quantitative analysis of this problem.
The undervaluing by EBM of prior knowledge from biological science or commonsense and lack of accounting for the cost of errors, particularly Type II errors, makes one very suspicious of the "no effect" label. In nearly all cases the bland statement that the treatment showed "no effect", will be false if taken in a precise literal sense. It is noted that for only 1 out of 100 trials selected as data here, was it literally true that the outcome showed no effect. As well as being false in a precise literal sense, this paper shows that the pronouncement "no effect" is false in its practical implications. The calculations here show that more often than not, it is likely to be wrong if a declaration is made that a treatment is ineffective when the outcome is positive, but does not achieve p≤0.05. This conclusion is reached using only statistical analysis. No account is taken of the fact that in all cases there was enough prior information from science or commonsense to suspect the treatment would be effective, and so warrant an RCT. As in much of EBM, the analysis here comes to its conclusion using frequentist statistics, free of any a priori reasoning. Unfortunately, with the limited amount of data collected, the different approaches used in this paper indicate considerable uncertainty about the estimate of the (conditional) negative predictive value. However, looking at the estimates collated in result summary section and the discussion above on model limitations, it would not be unreasonable to summarise by stating that as a best guess, when outcomes are positive but p>0.05, there is a probability of perhaps 2/3 that the treatment is indeed effective.
The implication is, that leaving aside the costs of errors (or assuming the cost of Type I and II errors are equal [10]), EBM seems too conservative in its assessment of RCTs. A conservative approach may be reasonable to limit overenthusiastic acceptance of new treatments where there are commercial pressures and a likelihood of publication bias together with a high financial cost and possibly a high cost in terms of side effects [15]. The same approach seems inappropriate when it is used to reject established treatments supported by conventional wisdom and with clear mechanisms of action. The case of the rejection of basic principles of hygiene for injections discussed in the introduction [3], is in this author's opinion, just one of numerous examples of very low cost treatments where the occasional benefit is certainly worthwhile, but where the treatment has been inappropriately rejected by EBM.

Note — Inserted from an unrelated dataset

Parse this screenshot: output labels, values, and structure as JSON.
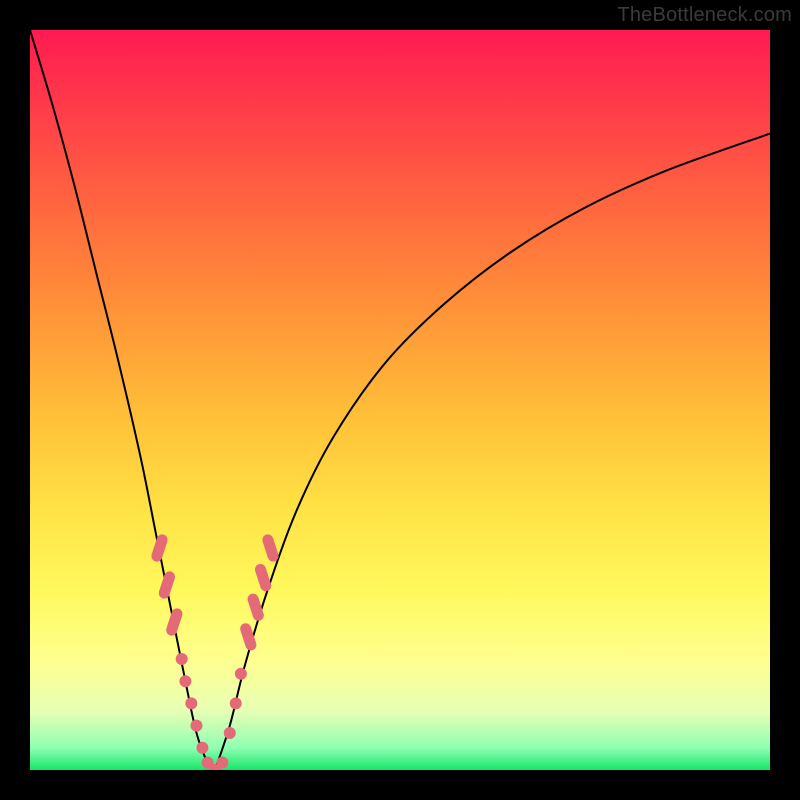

Whether it is reasonable to decide to act as though a treatment is ineffective, should depend not only on p-value calculations but also on prior knowledge, some estimate of the relative costs of Type I and Type II errors and a synthesis of all these factors. The purpose of this paper is to argue for a wiser use of statistics in medicine. In the absence of a full decision theory analysis of each treatment in medicine, this paper is an argument for EBM to be modified so that, particularly for treatments where commercial pressures are not relevant, wisdom and mechanism is accorded more status.
The author declares that he has no competing interests.
I thank my son, Dr. Sam Kault and anonymous reviewers for their helpful comments.
Editor: Zhongxue Chen, Indiana University Bloomington, USA.
EIC: Jimmy Efird, East Carolina University, USA.
Received: 30-Apr-2014 Final Revised: 17-May-2014
Accepted: 21-May-2014 Published: 17-Jun-2014
Kault D. False negatives in evidence based medicine. J Med Stat Inform. 2014; 2:5. http://dx.doi.org/10.7243/2053-7662-2-5
Copyright © 2015 Herbert Publications Limited. All rights reserved.